Do you think your horse always has to be shod? Well, OK, a few might. But the majority of horses will benefit from a rest period without shoes. Horse Journal’s editors explain why it’s a good thing to do and how to let your horse go barefoot and avoid any side effects of removing horse shoes.
It used to be common practice to remove your horse’s shoes once his workload decreased, such as the end of show season or the onset of snow, but letting your barefoot horses aren’t happening as often as they should.
The immediate obvious plus is cost savings. Even if you invest in a pair of boots for the horse, you’ll still save money. And most horses don’t need boots when barefoot. For those who do, you’ll recover the cost of the boots over four shoeings, and the boots should last for years.

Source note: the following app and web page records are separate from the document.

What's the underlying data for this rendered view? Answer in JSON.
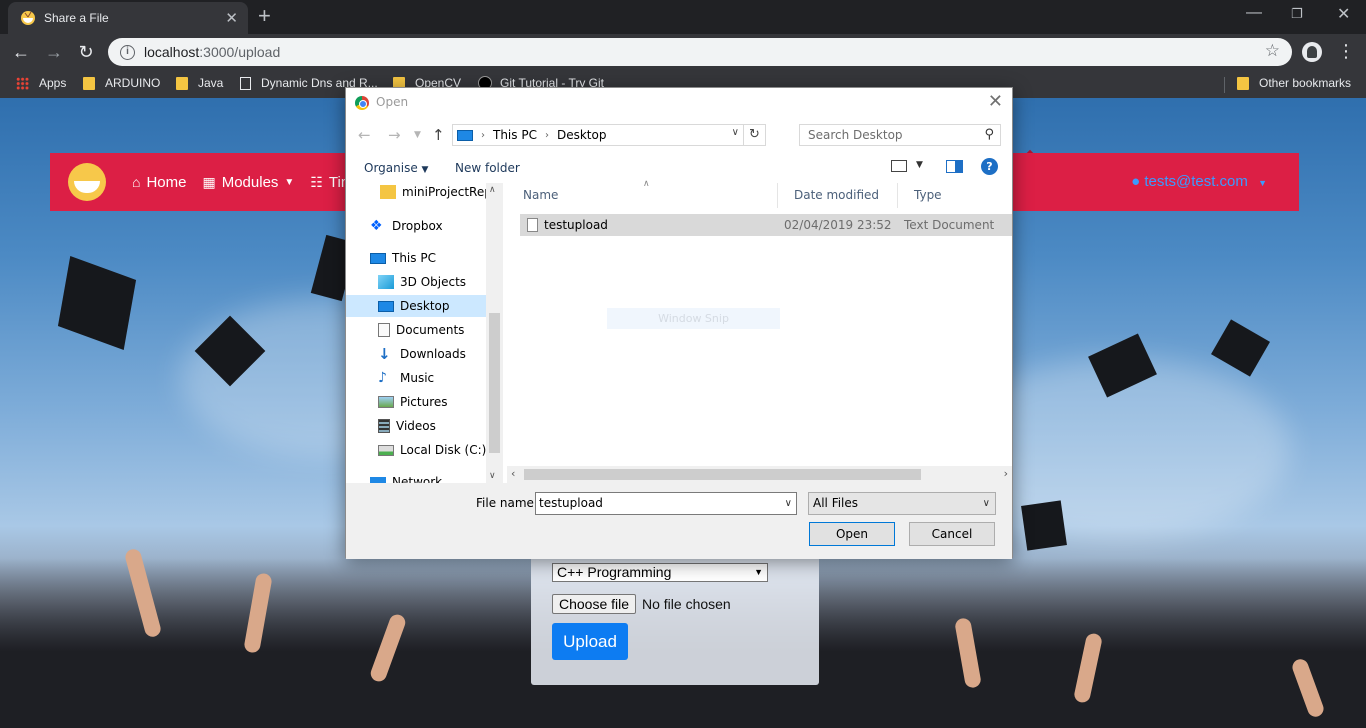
{
  "browser": {
    "tab_title": "Share a File",
    "tab_close": "✕",
    "new_tab": "+",
    "url_host": "localhost",
    "url_path": ":3000/upload",
    "bookmarks": [
      "Apps",
      "ARDUINO",
      "Java",
      "Dynamic Dns and R...",
      "OpenCV",
      "Git Tutorial - Try Git"
    ],
    "other_bookmarks": "Other bookmarks"
  },
  "app": {
    "nav": {
      "home": "Home",
      "modules": "Modules",
      "timetable": "Tim",
      "user": "tests@test.com"
    },
    "form": {
      "module_selected": "C++ Programming",
      "choose_file": "Choose file",
      "no_file": "No file chosen",
      "upload": "Upload"
    }
  },
  "dialog": {
    "title": "Open",
    "breadcrumb": [
      "This PC",
      "Desktop"
    ],
    "search_placeholder": "Search Desktop",
    "organise": "Organise",
    "new_folder": "New folder",
    "nav_items": [
      {
        "label": "miniProjectRepo",
        "icon": "folder-icon"
      },
      {
        "label": "Dropbox",
        "icon": "dropbox-icon"
      },
      {
        "label": "This PC",
        "icon": "computer-icon"
      },
      {
        "label": "3D Objects",
        "icon": "3d-objects-icon"
      },
      {
        "label": "Desktop",
        "icon": "desktop-icon"
      },
      {
        "label": "Documents",
        "icon": "documents-icon"
      },
      {
        "label": "Downloads",
        "icon": "downloads-icon"
      },
      {
        "label": "Music",
        "icon": "music-icon"
      },
      {
        "label": "Pictures",
        "icon": "pictures-icon"
      },
      {
        "label": "Videos",
        "icon": "videos-icon"
      },
      {
        "label": "Local Disk (C:)",
        "icon": "disk-icon"
      },
      {
        "label": "Network",
        "icon": "network-icon"
      }
    ],
    "columns": [
      "Name",
      "Date modified",
      "Type"
    ],
    "files": [
      {
        "name": "testupload",
        "modified": "02/04/2019 23:52",
        "type": "Text Document"
      }
    ],
    "ghost_label": "Window Snip",
    "file_name_label": "File name:",
    "file_name_value": "testupload",
    "file_type": "All Files",
    "open_button": "Open",
    "cancel_button": "Cancel"
  },
  "colors": {
    "nav_red": "#dc1f45",
    "upload_blue": "#0d7cf2",
    "user_link": "#3b9bff"
  }
}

Going barefoot is beneficial to the horse’s hoof. Long-term shoeing can lead to thin walls, narrow contracted feet and atrophy of the frog. Horses with imperfect conformation or with soundness issues will be free to move and wear their feet in the way that is most comfortable and natural for them, which can help the farrier in the future.
When properly trimmed for being barefoot, the changes in the hoof can be rapid. It’s especially obvious at the heels, where frogs bulk up and the heels spread. This provides the natural, stable, shock-absorbing platform for landing that the hoof is meant to have.
Some people are concerned the horse will be sore without shoes. This may be the case, especially in horses that haven’t been out of shoes for a prolonged period. The reason is that the normal protective layers of a deep, thick sole, strong digital cushion and healthy frog are not there. These horses usually do fine in boots for the worst ground conditions until their feet can adapt. You can also use Venice turpentine on the bottom of their soles to help toughen them up.
Chipping and cracking is another concern, but this may be eliminated by a correct trim and proper nutrition. Horses with these problems when shod actually benefit by being barefoot and growing out nail holes.
Tips for making the transition as smooth as possible:
- Trim heels down to close to the live sole plane, so that the frogs contact with the ground.
- Make sure the bars are not higher than the hoof wall.
- Do not over trim the sole prior to going barefoot.
- Be sure the toe is not too long.
- Put a nice bevel/rounding on the toe between 2 o’clock and 10 o’clock on the sole surface. Also bevel any areas that are prone to chipping or cracking.
Some people blame the lack of shoes for an abscess appearing shortly after they’re barefoot. It’s understandable, but abscesses can linger when hoof-wall expansion is restricted by shoes. When the shoes are removed, the hoof can expand naturally and the abscess can find its way out of the tissue. With a proper trim and plenty of movement, hoof quality and soundness should improve.